Shaw’s ear for the patois of the place is very sharp. The conversational malapropisms, the Spanglishy English, and the broken Spanish all capture the hot tangle of life and culture in border-town America. At its best, the hard-boiled writing in Dove Season is bawdy and wise-cracking, and reminds me a bit of the late, great James Crumley. Jimmy, too, is Shaw’s version of one of Crumley’s weak-willed and good-hearted heroes, with the requisite fondness for booze and women. This is a great compliment indeed. Crumley, who portrayed the hard edges of the West, had a genius for the poetics of violence. Shaw isn’t at that level, but he’s distinctive, and he’s brought this place to life, made it his own. The novel’s greatest weakness is its pacing. When Yolanda turns up dead in Jimmy’s own cistern, the narrative takes off like a rocket, but this doesn’t happen until two hundred pages in, which is a problem, given the teeth-grittingly corny humor and sentiment that guides the first half. But it’s a relatively minor complaint. There’s something here, and if Shaw retooled the book a bit, Dove Season would be a humdinger of a crime novel, and given the author’s affinity for the place, it could even spawn a series."

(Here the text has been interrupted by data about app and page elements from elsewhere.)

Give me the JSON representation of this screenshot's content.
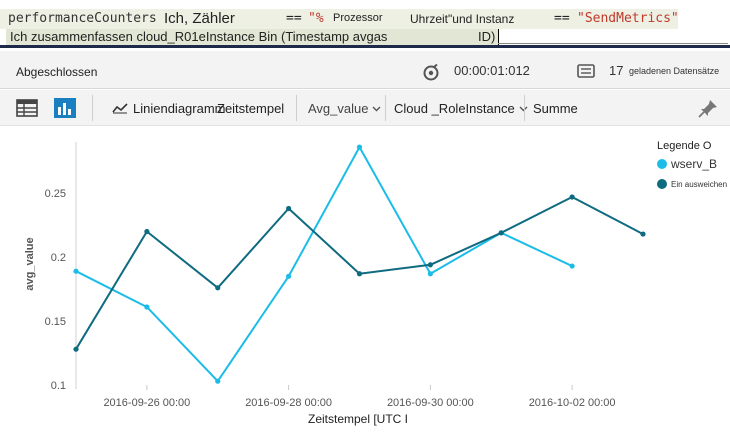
{
  "query": {
    "line1": {
      "table": "performanceCounters",
      "column": "Ich, Zähler",
      "op1": "==",
      "str1_open": "\"%",
      "word1": "Prozessor",
      "word2": "Uhrzeit\"und Instanz",
      "op2": "==",
      "str2": "\"SendMetrics\""
    },
    "line2": {
      "text": "Ich zusammenfassen cloud_R01eInstance Bin (Timestamp avgas",
      "tail": "ID)"
    }
  },
  "status": {
    "state": "Abgeschlossen",
    "elapsed": "00:00:01:012",
    "record_count": "17",
    "record_label": "geladenen Datensätze"
  },
  "toolbar": {
    "line_chart_label": "Liniendiagramm",
    "x_field": "Zeitstempel",
    "y_field": "Avg_value",
    "split_field": "Cloud _RoleInstance",
    "aggregate": "Summe"
  },
  "colors": {
    "series_a": "#1bbde8",
    "series_b": "#0f6b80",
    "accent": "#1a7fc0"
  },
  "chart_data": {
    "type": "line",
    "xlabel": "Zeitstempel [UTC I",
    "ylabel": "avg_value",
    "x_ticks": [
      "2016-09-26 00:00",
      "2016-09-28 00:00",
      "2016-09-30 00:00",
      "2016-10-02 00:00"
    ],
    "y_ticks": [
      "0.1",
      "0.15",
      "0.2",
      "0.25"
    ],
    "ylim": [
      0.1,
      0.29
    ],
    "legend_title": "Legende O",
    "legend_position": "top-right",
    "x": [
      "2016-09-25",
      "2016-09-26",
      "2016-09-27",
      "2016-09-28",
      "2016-09-29",
      "2016-09-30",
      "2016-10-01",
      "2016-10-02",
      "2016-10-03"
    ],
    "series": [
      {
        "name": "wserv_B",
        "values": [
          0.189,
          0.161,
          0.103,
          0.185,
          0.286,
          0.187,
          0.219,
          0.193,
          null
        ]
      },
      {
        "name": "Ein ausweichen",
        "values": [
          0.128,
          0.22,
          0.176,
          0.238,
          0.187,
          0.194,
          0.219,
          0.247,
          0.218
        ]
      }
    ]
  }
}
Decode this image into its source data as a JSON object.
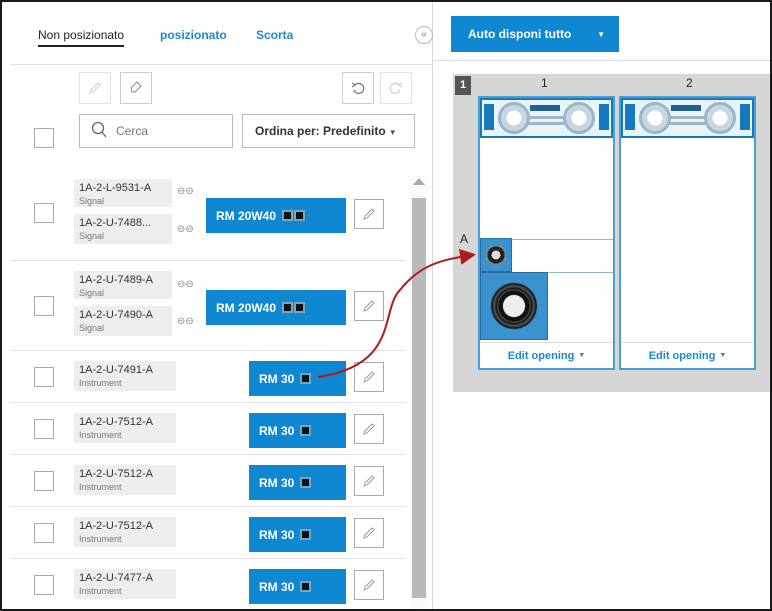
{
  "tabs": [
    {
      "label": "Non posizionato"
    },
    {
      "label": "posizionato"
    },
    {
      "label": "Scorta"
    }
  ],
  "collapse_label": "«",
  "search": {
    "placeholder": "Cerca"
  },
  "sort": {
    "label": "Ordina per: Predefinito"
  },
  "items": [
    {
      "tags": [
        {
          "name": "1A-2-L-9531-A",
          "type": "Signal"
        },
        {
          "name": "1A-2-U-7488...",
          "type": "Signal"
        }
      ],
      "rm": "RM 20W40",
      "cables": 2
    },
    {
      "tags": [
        {
          "name": "1A-2-U-7489-A",
          "type": "Signal"
        },
        {
          "name": "1A-2-U-7490-A",
          "type": "Signal"
        }
      ],
      "rm": "RM 20W40",
      "cables": 2
    },
    {
      "tags": [
        {
          "name": "1A-2-U-7491-A",
          "type": "Instrument"
        }
      ],
      "rm": "RM 30",
      "cables": 1
    },
    {
      "tags": [
        {
          "name": "1A-2-U-7512-A",
          "type": "Instrument"
        }
      ],
      "rm": "RM 30",
      "cables": 1
    },
    {
      "tags": [
        {
          "name": "1A-2-U-7512-A",
          "type": "Instrument"
        }
      ],
      "rm": "RM 30",
      "cables": 1
    },
    {
      "tags": [
        {
          "name": "1A-2-U-7512-A",
          "type": "Instrument"
        }
      ],
      "rm": "RM 30",
      "cables": 1
    },
    {
      "tags": [
        {
          "name": "1A-2-U-7477-A",
          "type": "Instrument"
        }
      ],
      "rm": "RM 30",
      "cables": 1
    }
  ],
  "toolbar": {
    "auto_label": "Auto disponi tutto"
  },
  "grid": {
    "row_number": "1",
    "row_label": "A",
    "columns": [
      {
        "label": "1",
        "edit_label": "Edit opening"
      },
      {
        "label": "2",
        "edit_label": "Edit opening"
      }
    ]
  },
  "colors": {
    "accent": "#0f88d1",
    "link": "#1a8ad0",
    "arrow": "#b0191e"
  }
}
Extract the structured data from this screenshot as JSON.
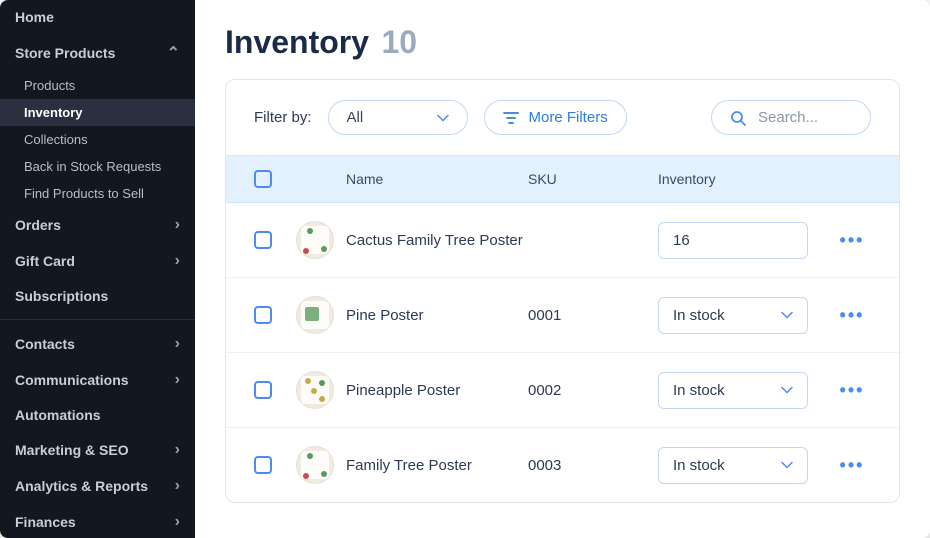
{
  "sidebar": {
    "items": [
      {
        "label": "Home",
        "type": "item",
        "expand": null
      },
      {
        "label": "Store Products",
        "type": "item",
        "expand": "up"
      },
      {
        "label": "Products",
        "type": "sub"
      },
      {
        "label": "Inventory",
        "type": "sub",
        "active": true
      },
      {
        "label": "Collections",
        "type": "sub"
      },
      {
        "label": "Back in Stock Requests",
        "type": "sub"
      },
      {
        "label": "Find Products to Sell",
        "type": "sub"
      },
      {
        "label": "Orders",
        "type": "item",
        "expand": "right"
      },
      {
        "label": "Gift Card",
        "type": "item",
        "expand": "right"
      },
      {
        "label": "Subscriptions",
        "type": "item",
        "expand": null
      },
      {
        "label": "Contacts",
        "type": "item",
        "expand": "right"
      },
      {
        "label": "Communications",
        "type": "item",
        "expand": "right"
      },
      {
        "label": "Automations",
        "type": "item",
        "expand": null
      },
      {
        "label": "Marketing & SEO",
        "type": "item",
        "expand": "right"
      },
      {
        "label": "Analytics & Reports",
        "type": "item",
        "expand": "right"
      },
      {
        "label": "Finances",
        "type": "item",
        "expand": "right"
      }
    ]
  },
  "page": {
    "title": "Inventory",
    "count": "10"
  },
  "filter": {
    "label": "Filter by:",
    "select_value": "All",
    "more_filters": "More Filters",
    "search_placeholder": "Search..."
  },
  "table": {
    "headers": {
      "name": "Name",
      "sku": "SKU",
      "inventory": "Inventory"
    },
    "rows": [
      {
        "name": "Cactus Family Tree Poster",
        "sku": "",
        "inventory": "16",
        "inv_type": "text"
      },
      {
        "name": "Pine Poster",
        "sku": "0001",
        "inventory": "In stock",
        "inv_type": "select"
      },
      {
        "name": "Pineapple Poster",
        "sku": "0002",
        "inventory": "In stock",
        "inv_type": "select"
      },
      {
        "name": "Family Tree Poster",
        "sku": "0003",
        "inventory": "In stock",
        "inv_type": "select"
      }
    ]
  }
}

|See all of Molly Stern's reviews|
"Dove Season by Johnny Shaw is the story of Jimmy Veeder, an aimless young man who returns to the small California farming community where he was raised to see his dying father, Jack. When Jimmy agrees to grant Jack’s unusual last wish, he finds himself wrapped up in a world of trouble involving late-night border crossings, corrupt Mexicali police, and a dead prostitute. Jimmy’s partner in his subsequent alcohol-fueled adventures is his best friend from childhood, a devoutly loyal bad-ass named Bobby, who is involved in an unlikely relationship with the local sheriff. Throw in a teenage romance that ended too soon, a homicidal bodyguard, and a power-hungry crime lord and you have the predictable amount of blood and macho posturing, if not an enormous amount of character development or plot surprises. Though the story feels at times more suited to a buddy film than a novel and will probably appeal less to women than to men, the unlikely titled Dove Season is a well-paced adventure with sharp dialogue and more than enough action to satisfy most readers."
|See all of Julie Barer's reviews|